In the area's petroglyphs, there is also a realistic human-like pattern carrying something like a bow. The Kiars region also has 11 paintings, 9 of which show goats, while 2 others depict a pack animal and a human with a sling instrument. On the other hand, because of the availability of goat patterns in this region, and in order to avoid repetition and resemblance, a total of 16 goats in a variety of settings of this area were chosen, of which five patterns were chosen from the Timar region, seven from the area of the dare Mazayen, and four from the Khoravand Mountains.
The study's findings revealed that the main visual difference between goat patterns in the two places analyzed is primarily in the horn element, which ranges from abstract to realism as an indicator element of goats, particularly male goat, in the rock items under consideration. The horn has always played a symbolic, enigmatic, and magical role as a sign of the goat's battle and power, and the actors of these roles have always paid special attention to this aspect and portrayed part of the symbolic role of the goat's pattern.
The abstract pattern of goat horns in central Iran's three districts of Golpayegan and Khomein is one sample. The linear performance of the goat and the stretch of the goat's body, notably in the pattern of the goats in the Kiars Gotvand area, and the dominating pattern of goat with the surface element in the triple areas of central Iran, are two more differences in the visual play of this pattern. Another part of the visual portrayal is painting the element of masculinity in the Kiars region.

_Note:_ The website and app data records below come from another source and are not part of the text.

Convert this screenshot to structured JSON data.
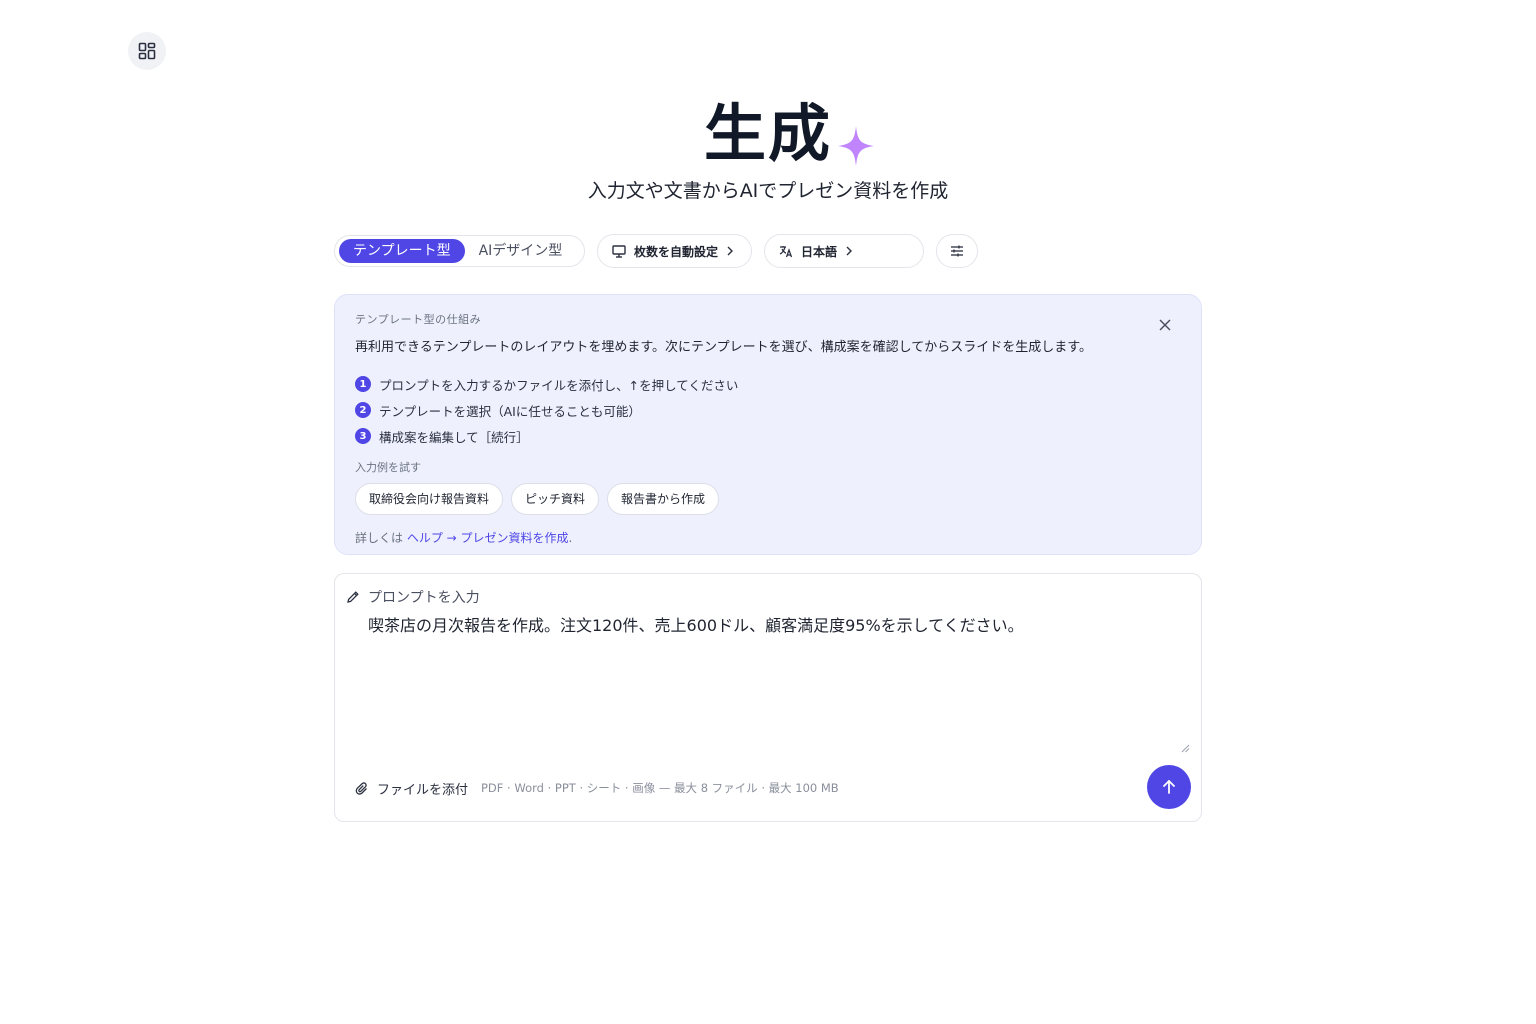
{
  "header": {
    "title": "生成",
    "subtitle": "入力文や文書からAIでプレゼン資料を作成"
  },
  "toolbar": {
    "mode_template": "テンプレート型",
    "mode_ai": "AIデザイン型",
    "slides_label": "枚数を自動設定",
    "language_label": "日本語"
  },
  "info": {
    "caption": "テンプレート型の仕組み",
    "description": "再利用できるテンプレートのレイアウトを埋めます。次にテンプレートを選び、構成案を確認してからスライドを生成します。",
    "steps": [
      {
        "num": "1",
        "text": "プロンプトを入力するかファイルを添付し、↑を押してください"
      },
      {
        "num": "2",
        "text": "テンプレートを選択（AIに任せることも可能）"
      },
      {
        "num": "3",
        "text": "構成案を編集して［続行］"
      }
    ],
    "try_label": "入力例を試す",
    "examples": [
      "取締役会向け報告資料",
      "ピッチ資料",
      "報告書から作成"
    ],
    "more_prefix": "詳しくは",
    "more_link": "ヘルプ → プレゼン資料を作成",
    "more_suffix": "."
  },
  "prompt": {
    "label": "プロンプトを入力",
    "value": "喫茶店の月次報告を作成。注文120件、売上600ドル、顧客満足度95%を示してください。",
    "attach_label": "ファイルを添付",
    "hint": "PDF · Word · PPT · シート · 画像 — 最大 8 ファイル · 最大 100 MB"
  },
  "colors": {
    "accent": "#4f46e5",
    "sparkle": "#c084fc",
    "info_bg": "#eef1fd"
  }
}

Another feature of the study was a goat without a muzzle, a long neck, and circular horns in the Mazayen area of Golpayegan. In the two locations, the motifs were identical in other parts of the goat's body, such as the tail, muzzle, and legs, and there was no major variation in their themes.
The expertise and methods of engravers in the central area of Iran in the abstract and symbolic construction of goat horn show a distinction between goats, which might be attributable to the artists' abstract thinking or the presence of such animals in this location.
In both analyzed areas, the goat pattern is frequently a blending of realism and abstraction in the meadow and hunting style, and the execution method of this pattern is frequently carving and percussion.
The whole pattern of goats in the Khuzestan region, particularly in the Lam Gerdoo area, confirms that these goats were neither antelopes nor domestic, and that their creators were likely shepherds who turned to drawing during their grazing. Furthermore, the more professional perspective of the Golpayegan and Khomein painters, as well as the abstract and inventive drawing of the horns, leads to the conclusion that the creators of these patterns are most likely hunters or drawing experts, and their painted goat is an antelope.
Regardless of the time and precedent of the Petroglyphs in the two regions that have yet to be specified, there is conjecture between the goats and the cultural continuity, the continuation of the arc of the goat horn to the end of the tail or its circular form within the goat's head and the resemblance of the horn of many of the two goats analyzed by the circular goat horn on the glass in the fourth millennium BC, Shoush district of Khuzestan, are the reasons for this statement.
Hence, the authors express their gratitude and appreciation to Shooshtar's Cultural Department, Mr. Chaharmahali and Ms. Elham Alizadeh, and also Dr. Alireza Zarasvadni, for their honest collaboration.